* [Source records]
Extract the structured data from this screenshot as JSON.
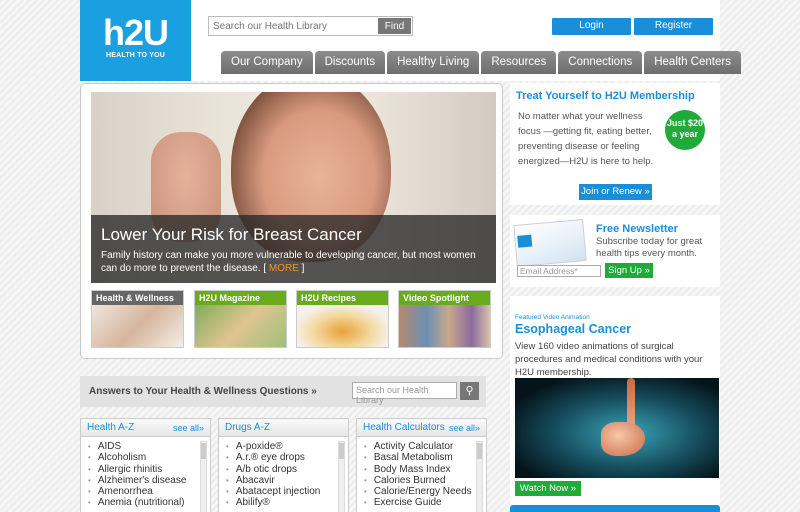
{
  "logo": {
    "mark": "h2U",
    "tagline": "HEALTH TO YOU"
  },
  "search": {
    "placeholder": "Search our Health Library",
    "button": "Find"
  },
  "account": {
    "login": "Login",
    "register": "Register"
  },
  "nav": [
    "Our Company",
    "Discounts",
    "Healthy Living",
    "Resources",
    "Connections",
    "Health Centers"
  ],
  "hero": {
    "title": "Lower Your Risk for Breast Cancer",
    "text": "Family history can make you more vulnerable to developing cancer, but most women can do more to prevent the disease.",
    "more_open": "[ ",
    "more": "MORE",
    "more_close": " ]"
  },
  "thumbs": [
    {
      "label": "Health & Wellness",
      "color": "#666666"
    },
    {
      "label": "H2U Magazine",
      "color": "#6aaa1f"
    },
    {
      "label": "H2U Recipes",
      "color": "#6aaa1f"
    },
    {
      "label": "Video Spotlight",
      "color": "#6aaa1f"
    }
  ],
  "qa": {
    "title": "Answers to Your Health & Wellness Questions »",
    "placeholder": "Search our Health Library"
  },
  "lists": [
    {
      "title": "Health A-Z",
      "see_all": "see all»",
      "items": [
        "AIDS",
        "Alcoholism",
        "Allergic rhinitis",
        "Alzheimer's disease",
        "Amenorrhea",
        "Anemia (nutritional)"
      ]
    },
    {
      "title": "Drugs A-Z",
      "see_all": "",
      "items": [
        "A-poxide®",
        "A.r.® eye drops",
        "A/b otic drops",
        "Abacavir",
        "Abatacept injection",
        "Abilify®"
      ]
    },
    {
      "title": "Health Calculators",
      "see_all": "see all»",
      "items": [
        "Activity Calculator",
        "Basal Metabolism",
        "Body Mass Index",
        "Calories Burned",
        "Calorie/Energy Needs",
        "Exercise Guide"
      ]
    }
  ],
  "membership": {
    "title": "Treat Yourself to H2U Membership",
    "text": "No matter what your wellness focus —getting fit, eating better, preventing disease or feeling energized—H2U is here to help.",
    "badge_line1": "Just $20",
    "badge_line2": "a year",
    "button": "Join or Renew »"
  },
  "newsletter": {
    "title": "Free Newsletter",
    "text": "Subscribe today for great health tips every month.",
    "email_placeholder": "Email Address*",
    "button": "Sign Up »"
  },
  "video": {
    "kicker": "Featured Video Animation",
    "title": "Esophageal Cancer",
    "text": "View 160 video animations of surgical procedures and medical conditions with your H2U membership.",
    "button": "Watch Now »"
  }
}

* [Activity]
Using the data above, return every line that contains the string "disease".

* [Answer section]
    "text": "Family history can make you more vulnerable to developing cancer, but most women can do more to prevent the disease.",
        "Alzheimer's disease",
    "text": "No matter what your wellness focus —getting fit, eating better, preventing disease or feeling energized—H2U is here to help.",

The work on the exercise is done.